> [REQUIRED WORK] When you answer, restate the entries below without altering anything.

Dataset records:
╔══
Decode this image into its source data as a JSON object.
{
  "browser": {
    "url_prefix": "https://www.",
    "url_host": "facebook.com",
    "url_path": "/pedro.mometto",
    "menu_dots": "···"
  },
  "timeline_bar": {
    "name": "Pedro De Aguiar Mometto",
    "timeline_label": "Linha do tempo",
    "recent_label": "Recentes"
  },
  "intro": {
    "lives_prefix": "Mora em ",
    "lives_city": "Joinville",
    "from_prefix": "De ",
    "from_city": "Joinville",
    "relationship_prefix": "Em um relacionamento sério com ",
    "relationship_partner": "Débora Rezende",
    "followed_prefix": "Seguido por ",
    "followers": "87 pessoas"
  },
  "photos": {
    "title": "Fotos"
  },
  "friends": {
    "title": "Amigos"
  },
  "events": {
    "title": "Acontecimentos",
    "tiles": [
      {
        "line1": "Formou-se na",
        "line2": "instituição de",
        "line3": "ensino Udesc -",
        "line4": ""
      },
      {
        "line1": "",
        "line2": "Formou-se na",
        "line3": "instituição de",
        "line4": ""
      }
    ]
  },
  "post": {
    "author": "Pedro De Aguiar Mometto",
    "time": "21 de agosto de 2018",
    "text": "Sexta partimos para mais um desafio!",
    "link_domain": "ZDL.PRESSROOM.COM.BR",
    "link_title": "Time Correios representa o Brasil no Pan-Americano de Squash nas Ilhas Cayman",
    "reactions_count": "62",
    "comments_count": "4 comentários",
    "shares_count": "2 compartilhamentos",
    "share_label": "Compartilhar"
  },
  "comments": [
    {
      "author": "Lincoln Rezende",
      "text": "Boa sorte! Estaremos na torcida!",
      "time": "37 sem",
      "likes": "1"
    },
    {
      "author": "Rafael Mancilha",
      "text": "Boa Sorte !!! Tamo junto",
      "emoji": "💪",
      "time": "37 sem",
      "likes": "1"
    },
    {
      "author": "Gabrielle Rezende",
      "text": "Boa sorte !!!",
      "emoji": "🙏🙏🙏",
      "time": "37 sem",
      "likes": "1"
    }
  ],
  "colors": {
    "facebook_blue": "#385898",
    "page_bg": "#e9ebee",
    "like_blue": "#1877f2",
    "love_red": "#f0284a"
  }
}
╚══
> [RESPONSE AREA]
Decode this image into its source data as a JSON object.
{
  "browser": {
    "url_prefix": "https://www.",
    "url_host": "facebook.com",
    "url_path": "/pedro.mometto",
    "menu_dots": "···"
  },
  "timeline_bar": {
    "name": "Pedro De Aguiar Mometto",
    "timeline_label": "Linha do tempo",
    "recent_label": "Recentes"
  },
  "intro": {
    "lives_prefix": "Mora em ",
    "lives_city": "Joinville",
    "from_prefix": "De ",
    "from_city": "Joinville",
    "relationship_prefix": "Em um relacionamento sério com ",
    "relationship_partner": "Débora Rezende",
    "followed_prefix": "Seguido por ",
    "followers": "87 pessoas"
  },
  "photos": {
    "title": "Fotos"
  },
  "friends": {
    "title": "Amigos"
  },
  "events": {
    "title": "Acontecimentos",
    "tiles": [
      {
        "line1": "Formou-se na",
        "line2": "instituição de",
        "line3": "ensino Udesc -",
        "line4": ""
      },
      {
        "line1": "",
        "line2": "Formou-se na",
        "line3": "instituição de",
        "line4": ""
      }
    ]
  },
  "post": {
    "author": "Pedro De Aguiar Mometto",
    "time": "21 de agosto de 2018",
    "text": "Sexta partimos para mais um desafio!",
    "link_domain": "ZDL.PRESSROOM.COM.BR",
    "link_title": "Time Correios representa o Brasil no Pan-Americano de Squash nas Ilhas Cayman",
    "reactions_count": "62",
    "comments_count": "4 comentários",
    "shares_count": "2 compartilhamentos",
    "share_label": "Compartilhar"
  },
  "comments": [
    {
      "author": "Lincoln Rezende",
      "text": "Boa sorte! Estaremos na torcida!",
      "time": "37 sem",
      "likes": "1"
    },
    {
      "author": "Rafael Mancilha",
      "text": "Boa Sorte !!! Tamo junto",
      "emoji": "💪",
      "time": "37 sem",
      "likes": "1"
    },
    {
      "author": "Gabrielle Rezende",
      "text": "Boa sorte !!!",
      "emoji": "🙏🙏🙏",
      "time": "37 sem",
      "likes": "1"
    }
  ],
  "colors": {
    "facebook_blue": "#385898",
    "page_bg": "#e9ebee",
    "like_blue": "#1877f2",
    "love_red": "#f0284a"
  }
}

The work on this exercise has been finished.